Morgan also worked for her college station, Carolina Week, during the school year. She aired stories every week and appeared live throughout the year.
In her free time, Morgan loves to cook and bake. She enjoys hanging out with her dogs and sister, especially on the weekends. Morgan loves to travel with her family and her favorite place to go is Disney World. She has a bucket list of places she wants to travel to, so ask her about it if you get the chance!
When you see Morgan around, please talk to her! She loves to meet new people. If you have any story ideas, feel free to reach out on Facebook at Morgan Newell WBTV, Twitter at @MorganNewellTV, or by email at Morgan.firstname.lastname@example.org.
Now with this order, New Indy has to come up with plans to fix the problem. WBTV told you when we first broke the story that the state believed it was a switch from white paper to brown paper causing the smell.
As the pandemic continues and more people are getting back outside, some restaurants and chains are struggling to keep up. Business owners blame it on the lack of people wanting to work in drive thrus or as waiters. They do not have enough staff to continue operating as normal.
Growth pays for growth. That is the saying Lancaster County officials use to describe impact fees. That is why people already living in the county directly benefit from the county council’s decision tonight.
He showed WBTV cracks in his brick and bathroom tile from the blasting shaking his house. He says it’s only because of the quarries a few miles away, so he cannot imagine what it would be like a few thousand feet away.
Preliminary investigations show this was all human error. Johnson & Johnson does not know when shipments will start again but the company says it will be able to deliver 24 million doses by the end of April.
Pfizer says the data shows 100 percent on the teens in the vaccine group did not catch COVID-19. Sinai calls these numbers preliminary. She says 2,200 participants is not enough to get an exact number. She says the real-world numbers will be close to 100 percent effective but not quite.

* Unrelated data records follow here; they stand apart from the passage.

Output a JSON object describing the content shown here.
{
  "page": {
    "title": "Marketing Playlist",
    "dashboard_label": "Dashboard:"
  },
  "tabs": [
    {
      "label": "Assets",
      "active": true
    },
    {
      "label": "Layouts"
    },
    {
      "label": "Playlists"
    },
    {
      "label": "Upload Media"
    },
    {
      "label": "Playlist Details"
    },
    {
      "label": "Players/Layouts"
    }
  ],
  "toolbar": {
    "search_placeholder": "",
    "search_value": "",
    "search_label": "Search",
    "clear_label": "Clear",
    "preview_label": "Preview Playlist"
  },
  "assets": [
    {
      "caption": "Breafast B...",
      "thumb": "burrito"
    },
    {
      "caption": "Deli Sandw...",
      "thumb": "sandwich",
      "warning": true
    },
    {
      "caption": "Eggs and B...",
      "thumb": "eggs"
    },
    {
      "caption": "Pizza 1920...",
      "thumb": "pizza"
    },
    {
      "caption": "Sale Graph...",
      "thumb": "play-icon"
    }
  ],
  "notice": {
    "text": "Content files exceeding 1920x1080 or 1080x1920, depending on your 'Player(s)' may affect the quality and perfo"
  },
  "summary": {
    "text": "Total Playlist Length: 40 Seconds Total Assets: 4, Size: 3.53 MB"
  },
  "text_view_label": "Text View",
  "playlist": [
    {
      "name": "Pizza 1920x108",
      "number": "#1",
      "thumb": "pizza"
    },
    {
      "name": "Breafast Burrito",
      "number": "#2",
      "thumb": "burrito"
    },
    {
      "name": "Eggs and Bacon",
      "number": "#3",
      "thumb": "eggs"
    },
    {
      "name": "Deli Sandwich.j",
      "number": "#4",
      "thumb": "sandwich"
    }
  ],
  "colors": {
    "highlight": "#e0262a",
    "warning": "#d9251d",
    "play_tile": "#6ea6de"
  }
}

South Carolina went from a big shipment of Johnson and Johnson to barely getting an eighth of the first week’s shipment. It is caused struggles for local pharmacies trying to get their communities vaccinated.
A person who does not have internet, that vaccine appointment scavenger hunt gets harder. A group in York is trying to change that. York is considered a rural part of York County. Getting an appointment is tough even with internet.
The Department of Health and Environmental Control still does not have many answers yet. However, they are working on it. Director of Environmental Affairs Myra Reece says New Indy Containerboard is just one of the odor suspects.
Back then, only 28 cases of COVID-19 were confirmed in the state, and just one death. Tuesday was also the day—a year ago—Governor McMaster announced all schools would be closed. Things were about to get worse. One group of people who might have seen it coming were frontline healthcare workers.